**TASK INSTRUCTIONS**
Scan the entries below. List each line with "will".

**EXTRACTED ENTRIES**
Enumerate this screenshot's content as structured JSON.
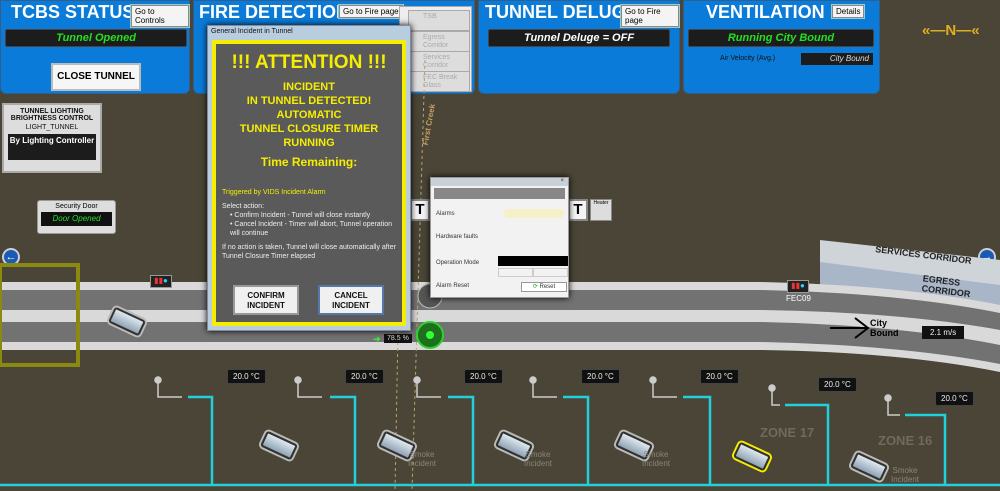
{
  "tcbs": {
    "title": "TCBS STATUS",
    "controls_btn": "Go to Controls",
    "status": "Tunnel Opened",
    "close_btn": "CLOSE TUNNEL"
  },
  "fire": {
    "title": "FIRE DETECTION",
    "fire_btn": "Go to Fire page",
    "list": [
      "TSB",
      "Egress Corridor",
      "Services Corridor",
      "FEC Break Glass"
    ]
  },
  "deluge": {
    "title": "TUNNEL DELUGE",
    "fire_btn": "Go to Fire page",
    "status": "Tunnel Deluge = OFF"
  },
  "ventilation": {
    "title": "VENTILATION",
    "details_btn": "Details",
    "status": "Running City Bound",
    "air_label": "Air Velocity (Avg.)",
    "air_value": "City Bound"
  },
  "compass": {
    "label": "N"
  },
  "lighting": {
    "title": "TUNNEL LIGHTING BRIGHTNESS CONTROL",
    "tag": "LIGHT_TUNNEL",
    "mode": "By Lighting Controller"
  },
  "security_door": {
    "label": "Security Door",
    "status": "Door Opened"
  },
  "creek": "First Creek",
  "dialog": {
    "window_title": "General Incident in Tunnel",
    "heading": "!!! ATTENTION !!!",
    "message": [
      "INCIDENT",
      "IN TUNNEL DETECTED!",
      "AUTOMATIC",
      "TUNNEL CLOSURE TIMER",
      "RUNNING"
    ],
    "time_label": "Time Remaining:",
    "trigger": "Triggered by VIDS Incident Alarm",
    "select": "Select action:",
    "bullets": [
      "Confirm Incident - Tunnel will close instantly",
      "Cancel Incident - Timer will abort, Tunnel operation will continue"
    ],
    "note": "If no action is taken, Tunnel will close automatically after Tunnel Closure Timer elapsed",
    "confirm": "CONFIRM INCIDENT",
    "cancel": "CANCEL INCIDENT"
  },
  "device": {
    "alarms": "Alarms",
    "faults": "Hardware faults",
    "mode": "Operation Mode",
    "reset_label": "Alarm Reset",
    "reset_btn": "Reset"
  },
  "heater": "Heater",
  "tunnel": {
    "fec": "FEC09",
    "services": "SERVICES CORRIDOR",
    "egress": "EGRESS CORRIDOR",
    "direction": "City Bound",
    "speed": "2.1 m/s",
    "fan_level": "78.5 %"
  },
  "temps": [
    "20.0 °C",
    "20.0 °C",
    "20.0 °C",
    "20.0 °C",
    "20.0 °C",
    "20.0 °C",
    "20.0 °C"
  ],
  "zones": [
    "ZONE 17",
    "ZONE 16"
  ],
  "smoke": "Smoke Incident",
  "colors": {
    "panel": "#0a7bd8",
    "pipe": "#22d0dc",
    "alert": "#f5ee00",
    "background": "#4a4536"
  }
}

**TASK RESPONSE**
      "Confirm Incident - Tunnel will close instantly",
      "Cancel Incident - Timer will abort, Tunnel operation will continue"
    "note": "If no action is taken, Tunnel will close automatically after Tunnel Closure Timer elapsed",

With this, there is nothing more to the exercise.